One of the most common emails I get from readers revolves around one question. People reach out to me asking, “should I get my child diagnosed?” or “should I get diagnosed?”
Unfortunately I cannot answer that question.
The decision to seek out an autism diagnosis is a personal one, and you must search inside yourself and look at your own personal circumstances to decide if getting diagnosed is right for you.
Just because you are not ready to get diagnosed today does not mean you will not be ready to get diagnosed in the future.
I am diagnosed because getting a diagnosis eventually was right for me, but when I first discovered my autism I was not ready to be diagnosed right away.
At first I was in denial and did not understand autism. I was not ready to talk to a psychologist because I was still lying to myself that my challenges were nonexistent or that there was some other explanation for them.

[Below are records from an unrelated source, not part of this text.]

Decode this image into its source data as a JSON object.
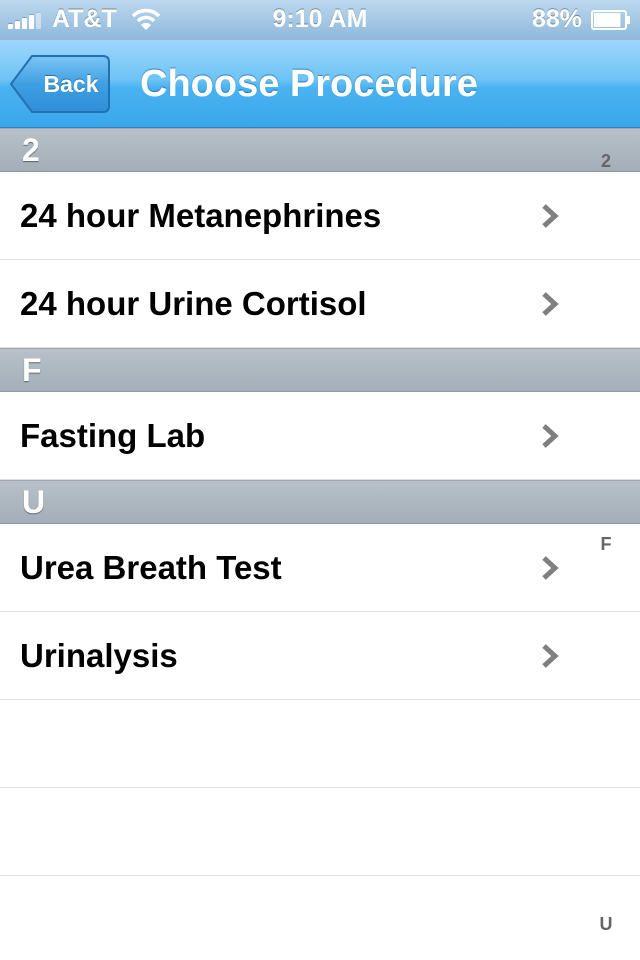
{
  "status_bar": {
    "carrier": "AT&T",
    "time": "9:10 AM",
    "battery_percent": "88%",
    "battery_level": 0.88,
    "signal_icon": "signal-bars-icon",
    "wifi_icon": "wifi-icon",
    "battery_icon": "battery-icon"
  },
  "nav_bar": {
    "back_label": "Back",
    "title": "Choose Procedure"
  },
  "sections": [
    {
      "header": "2",
      "items": [
        "24 hour Metanephrines",
        "24 hour Urine Cortisol"
      ]
    },
    {
      "header": "F",
      "items": [
        "Fasting Lab"
      ]
    },
    {
      "header": "U",
      "items": [
        "Urea Breath Test",
        "Urinalysis"
      ]
    }
  ],
  "section_index": [
    "2",
    "F",
    "U"
  ],
  "colors": {
    "nav_bar": "#49b2f1",
    "section_header": "#a9b3bc",
    "chevron": "#7f7f7f"
  }
}
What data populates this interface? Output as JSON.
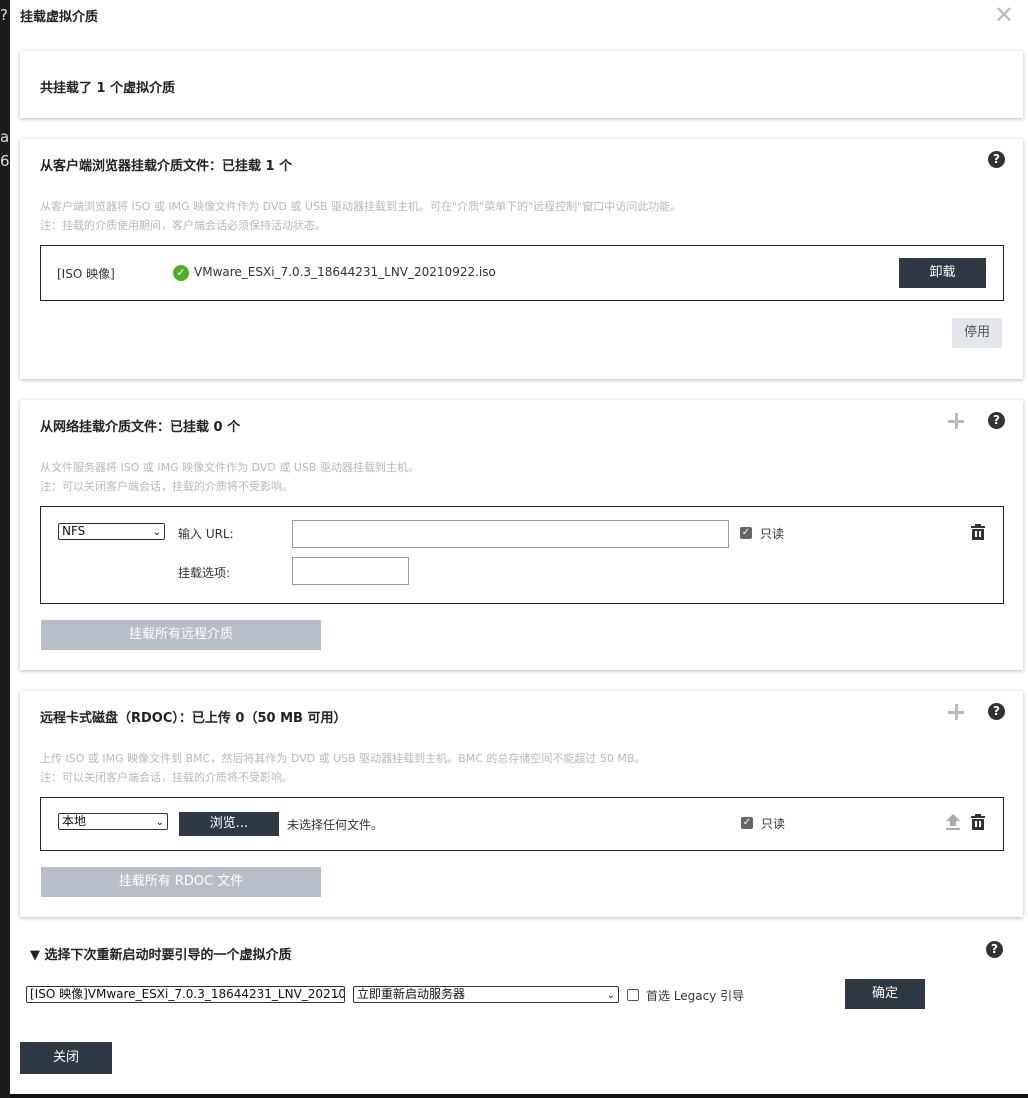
{
  "dialog": {
    "title": "挂载虚拟介质"
  },
  "summary": {
    "text": "共挂载了 1 个虚拟介质"
  },
  "browser_media": {
    "title": "从客户端浏览器挂载介质文件：已挂载 1 个",
    "desc_line1": "从客户端浏览器将 ISO 或 IMG 映像文件作为 DVD 或 USB 驱动器挂载到主机。可在\"介质\"菜单下的\"远程控制\"窗口中访问此功能。",
    "desc_line2": "注：挂载的介质使用期间，客户端会话必须保持活动状态。",
    "row": {
      "type": "[ISO 映像]",
      "file": "VMware_ESXi_7.0.3_18644231_LNV_20210922.iso"
    },
    "unmount_label": "卸载",
    "disable_label": "停用"
  },
  "network_media": {
    "title": "从网络挂载介质文件：已挂载 0 个",
    "desc_line1": "从文件服务器将 ISO 或 IMG 映像文件作为 DVD 或 USB 驱动器挂载到主机。",
    "desc_line2": "注：可以关闭客户端会话，挂载的介质将不受影响。",
    "protocol_selected": "NFS",
    "url_label": "输入 URL:",
    "url_value": "",
    "mount_options_label": "挂载选项:",
    "mount_options_value": "",
    "readonly_label": "只读",
    "mount_all_label": "挂载所有远程介质"
  },
  "rdoc": {
    "title": "远程卡式磁盘（RDOC）：已上传 0（50 MB 可用）",
    "desc_line1": "上传 ISO 或 IMG 映像文件到 BMC，然后将其作为 DVD 或 USB 驱动器挂载到主机。BMC 的总存储空间不能超过 50 MB。",
    "desc_line2": "注：可以关闭客户端会话，挂载的介质将不受影响。",
    "source_selected": "本地",
    "browse_label": "浏览...",
    "no_file_text": "未选择任何文件。",
    "readonly_label": "只读",
    "mount_all_label": "挂载所有 RDOC 文件"
  },
  "boot": {
    "title": "▼ 选择下次重新启动时要引导的一个虚拟介质",
    "media_selected": "[ISO 映像]VMware_ESXi_7.0.3_18644231_LNV_20210",
    "action_selected": "立即重新启动服务器",
    "legacy_label": "首选 Legacy 引导",
    "confirm_label": "确定"
  },
  "footer": {
    "close_label": "关闭"
  },
  "icons": {
    "help": "?",
    "ok": "✓",
    "close": "✕",
    "caret": "⌄",
    "check": "✓"
  },
  "background": {
    "fragment1": "a",
    "fragment2": "6"
  }
}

Autism seemed so final; I was not ready to accept it.
When I started to think about diagnosis I quickly realized there was a limited pool of doctors who were qualified or even had experience with adult women. None of the doctors I found took my insurance. If you do not live in or near a big city you may be taking a long drive to see a doctor.
Getting an adult autism diagnosis can be expensive. I’ve had people tell me they paid out of pocket $800-$5000 to get diagnosed. Because a lot of the autism specialists are out of network, insurance companies will often leave you with the fees.
Before I started reading about autism and talking to other Aspies I had a hard time describing the feelings and things going on inside my body. Reading about autism was like unlocking a key that let me start talking (mostly typing) about what has been going on inside me my entire life.
I have alexithymia. It is part of my autism that makes it hard to describe my autism. I have had to teach myself to describe my feelings because if I don’t consciously ask myself how I feel, I don’t know. Before I started asking myself this question I never would have been able to explain what I was feeling because people always told me how I was feeling growing up.
People told me the wrong things about my feeling sometimes, and because of my alexithymia I believed them. Some of my feelings and emotions got confusing. I needed to untangle this mess before I could accurately talk to a psychologist about my autism.
Once I had finally straightened all of those things out I felt like I was ready for an autism diagnosis.
I journal a lot, and that has helped me tremendously in life. People with alexithymia should write. It helps us work out our feelings.
I took a 10-page paper to my psychologist explaining my life story without using any of the autism terminology. (Doctors seem to be put off by laypeople who sound too scientific. They think we are up to something when we use big words.)
The doctor tested me, and I answered her questions honestly. I was extremely nervous the entire time, afraid she would come back with a wrong diagnosis.
After our first meeting I had time to think on her questions and sent her another five-page paper further explaining things I could not express face-to-face.
The way she had asked about stimming had confused me, and I had under expressed how much stimming I actually do. (I need questions asked the correct way or I get confused sometimes.)
If you can get your doctor’s email address or bring in typed papers I would strongly recommend doing so. Because I take in information and do not process it right away, sometimes on-the-spot conversations are impossible. I made a point to mention this to my doctor.
Tell your doctor everything you have trouble with. Make a list.
Autistic burnout (sometimes called “autistic regression”) is a real thing. All of the sudden all of my childhood sensory symptoms were back and worse than ever. It seems like stress and change can have a huge impact on this.
In the end getting a diagnosis was right for me when I started having trouble coping with the “real” world.
My diagnosis protects me from liability if I ever have a meltdown in public or have sensory problems that cause confusion. It lets me ask for small accommodations at work – like sitting in a quiet spot with natural light.
Now that I am diagnosed I can ask for things – small things that were refused before – and people are supposed to give them to me.
I won’t ask for much. I don’t want to take advantage or draw extra attention. More than anything I just want to be comfortable in a world that was not built for me.
Follow this journey on Anonymously Autistic.
Image via Thinkstock.